I don't have any idea. I would say Variety Smurf. I'm drawn to magic and juggling and circuses and talents and live theater and stuff, so I'm an old school vaudevillian. Vaudevillian Smurf! That would be a good one.
That would be a mouthful.
Yeah, kids wouldn't even be able to say it.
Would you do another "Smurfs" if this one takes off?
I believe I'm contractually obligated to do another film if it goes, but the nice thing about that is ... the caveat is that if it's a success I get to do another one, so it doesn't feel like a chore. I'd love to. Obviously, it would be in everyone's best interest for the material to be good, so I would make sure that they weren't just doing a sellout sequel; but I think as you can hear from [producer Jordan Kerner] and [director Raja Gossnell], they care very, very deeply about the franchise and not only wanting it to be successful financially, but successful generationally, too.
What do you think is more likely: a "Doogie Howser" movie or a "How I Met Your Mother" movie?
"How I Met Your Mother" movie, for sure. Well yeah, 'cause Jason Segel's a big movie star. Alyson Hannigan's doing the "American Pie" movie again, she's done tons of movies. Cobie Smulders is in "The Avengers" movie, and I'm in "Smurfs." And Josh Radnor writes and directs his own movies. So that's an easier swing for certain.
What do you think would be the storyline for that movie?
Wow [laughs]. Maybe the bachelor party for Barney Stinson in Bangkok that goes terribly wrong?
So "The Hangover Part II."
Oh wait, yeah, that's already been done.
Where so many child actors have failed, you've survived or flourished. How did you pull that off?
I don't know. I mean, every person's upbringing is so unique to them and so instrumental to their emotional well being there's no way to know, but I had really lovely parents that were very conscientious of there being some kind of longevity in my head regardless of whether there was longevity on a screen. So, I attribute it to them.
[The way] the movie/TV industry is, you get everything you want when you're working. And when you're not, then you're struggling. So when you're a kid and you're getting everything you want from people at work, that's just a real tricky dynamic to have to process when it ends.... when you're Gary Coleman, and everything you want you get, and you're super-duper famous -- and then suddenly it ends, and that's happening to other people but not you, and your life is now not like that and you have to sort of come to terms with the realities of what actual life is, which isn't that all the time. It spins you around.
This was a huge weekend for the gay community of New York, with the legalization of gay marriage. What does it mean to you to see this law go into effect?
It's nice to see so many people that have been together for so long to be able to affirm their vows in a very positive experience. I congratulate all of them.
When are you getting married?
I have no idea.
What can we expect from "A Very Harold and Kumar Christmas"?
It comes out in November, it's in 3-D, and it will be a big stoner fest.
Do you have a bigger role in this one?
Probably about the same size as the last one.

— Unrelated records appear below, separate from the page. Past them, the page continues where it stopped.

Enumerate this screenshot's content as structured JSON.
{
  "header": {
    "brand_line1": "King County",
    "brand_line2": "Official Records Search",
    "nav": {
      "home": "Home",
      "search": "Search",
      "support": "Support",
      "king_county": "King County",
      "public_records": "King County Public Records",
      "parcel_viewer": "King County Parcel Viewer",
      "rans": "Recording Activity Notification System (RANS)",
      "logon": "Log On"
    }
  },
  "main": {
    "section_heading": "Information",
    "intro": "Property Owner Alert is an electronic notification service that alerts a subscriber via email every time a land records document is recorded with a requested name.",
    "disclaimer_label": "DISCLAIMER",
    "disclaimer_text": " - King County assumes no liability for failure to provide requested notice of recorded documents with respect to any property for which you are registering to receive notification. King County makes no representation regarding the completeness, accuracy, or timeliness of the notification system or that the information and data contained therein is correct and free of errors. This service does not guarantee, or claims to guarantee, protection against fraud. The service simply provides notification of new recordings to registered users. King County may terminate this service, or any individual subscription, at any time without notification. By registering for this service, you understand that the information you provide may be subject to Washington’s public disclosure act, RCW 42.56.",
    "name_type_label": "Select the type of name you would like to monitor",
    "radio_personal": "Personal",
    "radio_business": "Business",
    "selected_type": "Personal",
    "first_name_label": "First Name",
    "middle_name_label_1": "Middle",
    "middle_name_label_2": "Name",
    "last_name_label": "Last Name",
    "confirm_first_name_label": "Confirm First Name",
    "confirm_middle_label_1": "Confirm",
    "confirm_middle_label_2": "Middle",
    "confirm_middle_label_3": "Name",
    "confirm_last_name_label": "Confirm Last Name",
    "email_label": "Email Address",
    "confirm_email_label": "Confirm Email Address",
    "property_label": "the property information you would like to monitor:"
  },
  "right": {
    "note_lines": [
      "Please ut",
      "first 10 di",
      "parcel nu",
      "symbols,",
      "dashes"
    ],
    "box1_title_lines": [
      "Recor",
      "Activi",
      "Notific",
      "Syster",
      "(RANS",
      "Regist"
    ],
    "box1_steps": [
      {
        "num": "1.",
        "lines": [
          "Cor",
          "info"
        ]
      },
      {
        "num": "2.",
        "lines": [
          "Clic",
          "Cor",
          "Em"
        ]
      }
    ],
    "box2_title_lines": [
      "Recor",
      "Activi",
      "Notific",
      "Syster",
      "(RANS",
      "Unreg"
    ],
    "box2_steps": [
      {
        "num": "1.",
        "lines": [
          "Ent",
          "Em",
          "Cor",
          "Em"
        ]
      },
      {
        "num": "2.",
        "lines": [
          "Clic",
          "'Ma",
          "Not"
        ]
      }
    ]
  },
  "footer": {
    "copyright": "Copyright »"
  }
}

It always seems Harold and Kumar go on some kind of adventure and end up crossing paths with lots of various people, so I end up being in one of those chapters. But I think this one's pretty funny. Sort of speaks to my current place in pop culture.
Is there anything you can tell us about "The Muppets"?
I'm in a little cameo scene in it and I hope I'm not on the editing floor, or cutting room floor. I hope not. I hope I'm still in the movie. I had a great time. I mean, I was in awe of the process, I just wanted to be on set watching the puppeteers work.
Did you get to hang out for a while?
For sure. I befriended them and I was like a nerdy stalker that wanted to ask them all the questions about what glue they use and which X-Acto knife blade works the best for cutting foam.